- Warren Buffett’s business partner embraced Zoom during the pandemic.
- Charlie Munger, 97, touted the video-conferencing tool’s convenience and growth prospects.
- Zoom CEO Eric Yuan thanked Munger this week and offered to provide him with personal tech support.
- See more stories on Insider’s business page.
Warren Buffett’s 97-year-old business partner, Charlie Munger, surprisingly embraced Zoom during the pandemic. Eric Yuan, the founder and CEO of the video-conferencing platform, celebrated the veteran investor’s endorsement of his product on an earnings call this week.
“I have fallen in love with Zoom,” Munger, the vice-chairman of Berkshire Hathaway, said in a CNBC interview filmed at Berkshire’s annual shareholder meeting in May. “Zoom is here to stay. It just adds so much convenience.”
Munger added that he struck a deal in Australia using the communications tool. He trumpeted its prospects at Daily Journal’s annual meeting in February as well.
“When the pandemic is over, I don’t think we’re going back to just the way things were,” the newspaper publisher’s chairman said. “We’re going to do a lot less travel and a lot more Zooming.”

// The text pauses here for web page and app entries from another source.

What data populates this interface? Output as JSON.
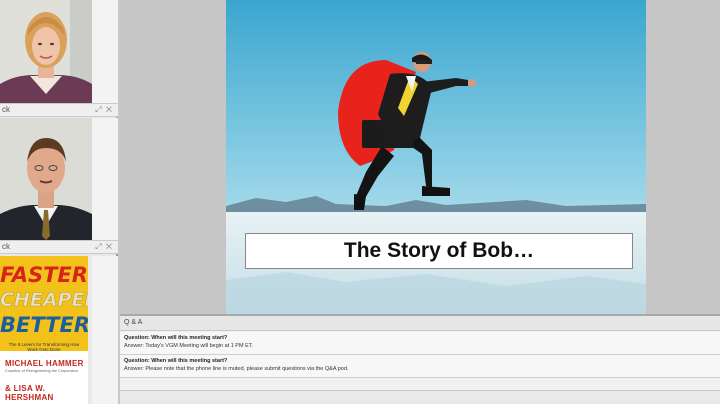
{
  "presenters": [
    {
      "label": "ck",
      "controls": "⤢ ✕"
    },
    {
      "label": "ck",
      "controls": "⤢ ✕"
    }
  ],
  "book": {
    "line1": "FASTER",
    "line2": "CHEAPER",
    "line3": "BETTER",
    "subtitle": "The 9 Levers for Transforming How Work Gets Done",
    "author1": "MICHAEL HAMMER",
    "author1_note": "Coauthor of Reengineering the Corporation",
    "author2": "& LISA W. HERSHMAN"
  },
  "slide": {
    "title": "The Story of Bob…"
  },
  "qa": {
    "header": "Q & A",
    "items": [
      {
        "question": "Question: When will this meeting start?",
        "answer": "Answer: Today's VGM Meeting will begin at 1 PM ET."
      },
      {
        "question": "Question: When will this meeting start?",
        "answer": "Answer: Please note that the phone line is muted, please submit questions via the Q&A pod."
      }
    ]
  },
  "colors": {
    "book_yellow": "#f2c21b",
    "book_red": "#d8231c",
    "book_blue": "#1b5f9e",
    "sky": "#57b6d8",
    "cape": "#e8231c"
  }
}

Yuan thanked Munger for his vote of confidence in a tweet in late June. He tipped his hat again during Zoom’s second-quarter earnings call on Monday, and offered to troubleshoot any issues the investor runs into.
“I’d like to thank Charlie Munger of Berkshire Hathaway for his remarks about how Zoom has added so much convenience to his life,” he said.
“We are so delighted to count Charlie as a happy user,” Yuan continued. “And I nominate myself to be Charlie’s personal Zoom tech support if he ever needs it.”
Yuan may have Munger firmly in his corner, but Buffett is far more skeptical. “I’m just not a Zoom guy,” he told CNBC in May. “I don’t see any plus to it, particularly,” he continued, noting that a computer screen filled with people’s faces added nothing to his experience.
“I’d rather have my feet on the desk, and I find the telephone a very satisfactory instrument,” Buffett added.
Zoom’s stock price has more than quintupled since the start of 2020, fueled by surging demand for video calls and virtual meetings during the pandemic. Its revenue surged 54% year-on-year to over $1 billion last quarter, driving net income up 71% to $317 million.
However, the stock fell as much as 12% in premarket trading on Tuesday after the company forecasted around $1 billion of revenue in both the third and fourth quarters of this year.